**Problem to solve**
Return the data below unchanged. Drop any pictures.

**Supplied records**
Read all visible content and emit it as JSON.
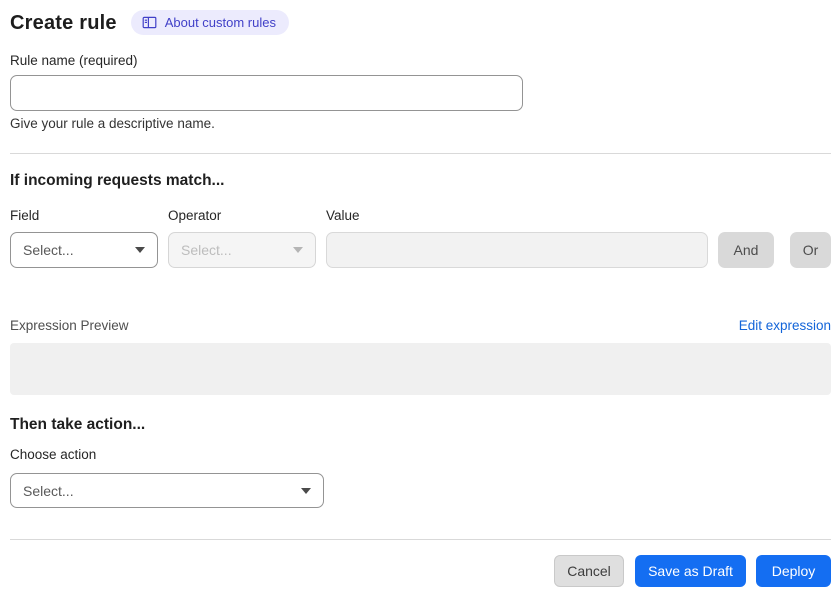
{
  "header": {
    "title": "Create rule",
    "about_badge": {
      "label": "About custom rules",
      "icon": "book-icon"
    }
  },
  "rule_name": {
    "label": "Rule name (required)",
    "value": "",
    "help": "Give your rule a descriptive name."
  },
  "match_section": {
    "heading": "If incoming requests match...",
    "field": {
      "label": "Field",
      "placeholder": "Select..."
    },
    "operator": {
      "label": "Operator",
      "placeholder": "Select...",
      "disabled": true
    },
    "value": {
      "label": "Value",
      "value": "",
      "disabled": true
    },
    "and_button": "And",
    "or_button": "Or",
    "expression_preview_label": "Expression Preview",
    "edit_expression_link": "Edit expression",
    "expression_value": ""
  },
  "action_section": {
    "heading": "Then take action...",
    "choose_action": {
      "label": "Choose action",
      "placeholder": "Select..."
    }
  },
  "footer": {
    "cancel": "Cancel",
    "save_draft": "Save as Draft",
    "deploy": "Deploy"
  },
  "colors": {
    "primary_blue": "#146ef2",
    "link_blue": "#1264d9",
    "badge_bg": "#ecebfd",
    "badge_text": "#4140c8",
    "gray_button": "#d9d9d9",
    "disabled_bg": "#f2f2f2",
    "divider": "#d9d9d9",
    "preview_box_bg": "#f0f0f0"
  }
}
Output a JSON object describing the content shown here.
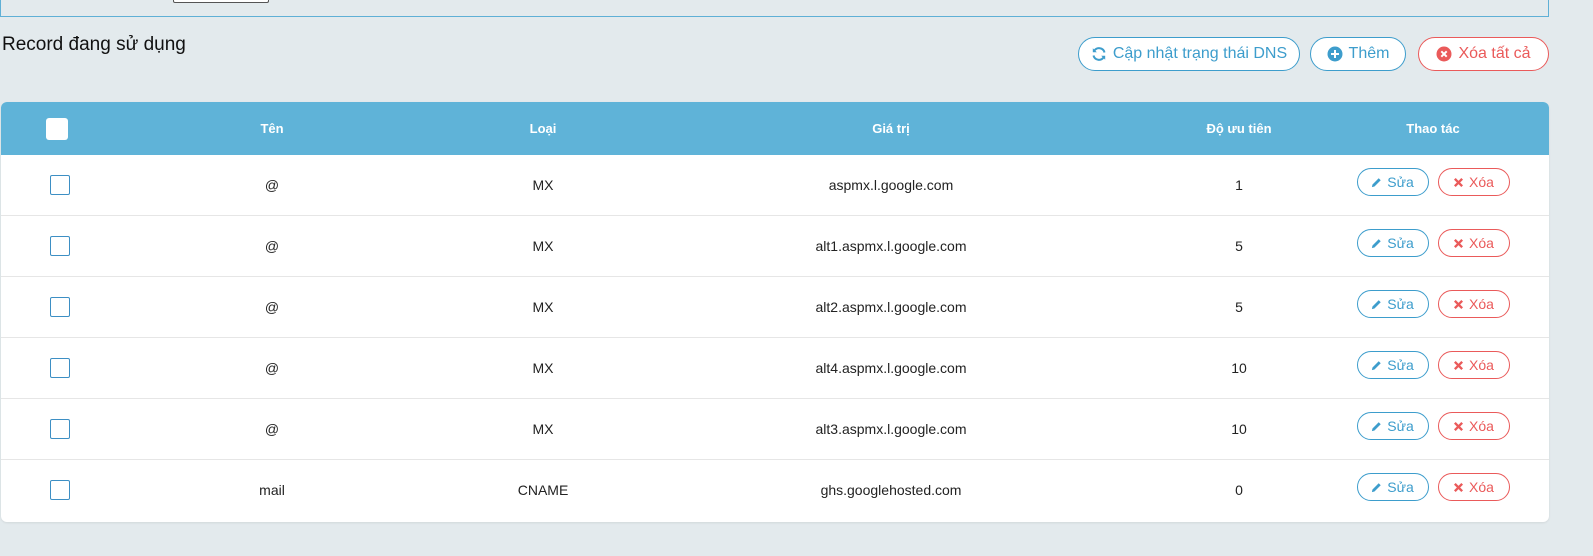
{
  "section": {
    "title": "Record đang sử dụng"
  },
  "toolbar": {
    "refresh_label": "Cập nhật trạng thái DNS",
    "add_label": "Thêm",
    "delete_all_label": "Xóa tất cả"
  },
  "table": {
    "headers": {
      "name": "Tên",
      "type": "Loại",
      "value": "Giá trị",
      "priority": "Độ ưu tiên",
      "actions": "Thao tác"
    },
    "edit_label": "Sửa",
    "delete_label": "Xóa",
    "rows": [
      {
        "name": "@",
        "type": "MX",
        "value": "aspmx.l.google.com",
        "priority": "1"
      },
      {
        "name": "@",
        "type": "MX",
        "value": "alt1.aspmx.l.google.com",
        "priority": "5"
      },
      {
        "name": "@",
        "type": "MX",
        "value": "alt2.aspmx.l.google.com",
        "priority": "5"
      },
      {
        "name": "@",
        "type": "MX",
        "value": "alt4.aspmx.l.google.com",
        "priority": "10"
      },
      {
        "name": "@",
        "type": "MX",
        "value": "alt3.aspmx.l.google.com",
        "priority": "10"
      },
      {
        "name": "mail",
        "type": "CNAME",
        "value": "ghs.googlehosted.com",
        "priority": "0"
      }
    ]
  },
  "icons": {
    "refresh": "refresh-icon",
    "add": "plus-circle-icon",
    "delete_all": "times-circle-icon",
    "edit": "pencil-icon",
    "delete": "times-icon"
  },
  "colors": {
    "accent": "#3d9dcc",
    "header_bg": "#5fb3d8",
    "danger": "#ea5a5a",
    "page_bg": "#e3eaed"
  }
}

**Response for this exercise**
Read all visible content and emit it as JSON.
{
  "header": {
    "title": "Create rule",
    "about_badge": {
      "label": "About custom rules",
      "icon": "book-icon"
    }
  },
  "rule_name": {
    "label": "Rule name (required)",
    "value": "",
    "help": "Give your rule a descriptive name."
  },
  "match_section": {
    "heading": "If incoming requests match...",
    "field": {
      "label": "Field",
      "placeholder": "Select..."
    },
    "operator": {
      "label": "Operator",
      "placeholder": "Select...",
      "disabled": true
    },
    "value": {
      "label": "Value",
      "value": "",
      "disabled": true
    },
    "and_button": "And",
    "or_button": "Or",
    "expression_preview_label": "Expression Preview",
    "edit_expression_link": "Edit expression",
    "expression_value": ""
  },
  "action_section": {
    "heading": "Then take action...",
    "choose_action": {
      "label": "Choose action",
      "placeholder": "Select..."
    }
  },
  "footer": {
    "cancel": "Cancel",
    "save_draft": "Save as Draft",
    "deploy": "Deploy"
  },
  "colors": {
    "primary_blue": "#146ef2",
    "link_blue": "#1264d9",
    "badge_bg": "#ecebfd",
    "badge_text": "#4140c8",
    "gray_button": "#d9d9d9",
    "disabled_bg": "#f2f2f2",
    "divider": "#d9d9d9",
    "preview_box_bg": "#f0f0f0"
  }
}
Output a JSON object describing the content shown here.
{
  "section": {
    "title": "Record đang sử dụng"
  },
  "toolbar": {
    "refresh_label": "Cập nhật trạng thái DNS",
    "add_label": "Thêm",
    "delete_all_label": "Xóa tất cả"
  },
  "table": {
    "headers": {
      "name": "Tên",
      "type": "Loại",
      "value": "Giá trị",
      "priority": "Độ ưu tiên",
      "actions": "Thao tác"
    },
    "edit_label": "Sửa",
    "delete_label": "Xóa",
    "rows": [
      {
        "name": "@",
        "type": "MX",
        "value": "aspmx.l.google.com",
        "priority": "1"
      },
      {
        "name": "@",
        "type": "MX",
        "value": "alt1.aspmx.l.google.com",
        "priority": "5"
      },
      {
        "name": "@",
        "type": "MX",
        "value": "alt2.aspmx.l.google.com",
        "priority": "5"
      },
      {
        "name": "@",
        "type": "MX",
        "value": "alt4.aspmx.l.google.com",
        "priority": "10"
      },
      {
        "name": "@",
        "type": "MX",
        "value": "alt3.aspmx.l.google.com",
        "priority": "10"
      },
      {
        "name": "mail",
        "type": "CNAME",
        "value": "ghs.googlehosted.com",
        "priority": "0"
      }
    ]
  },
  "icons": {
    "refresh": "refresh-icon",
    "add": "plus-circle-icon",
    "delete_all": "times-circle-icon",
    "edit": "pencil-icon",
    "delete": "times-icon"
  },
  "colors": {
    "accent": "#3d9dcc",
    "header_bg": "#5fb3d8",
    "danger": "#ea5a5a",
    "page_bg": "#e3eaed"
  }
}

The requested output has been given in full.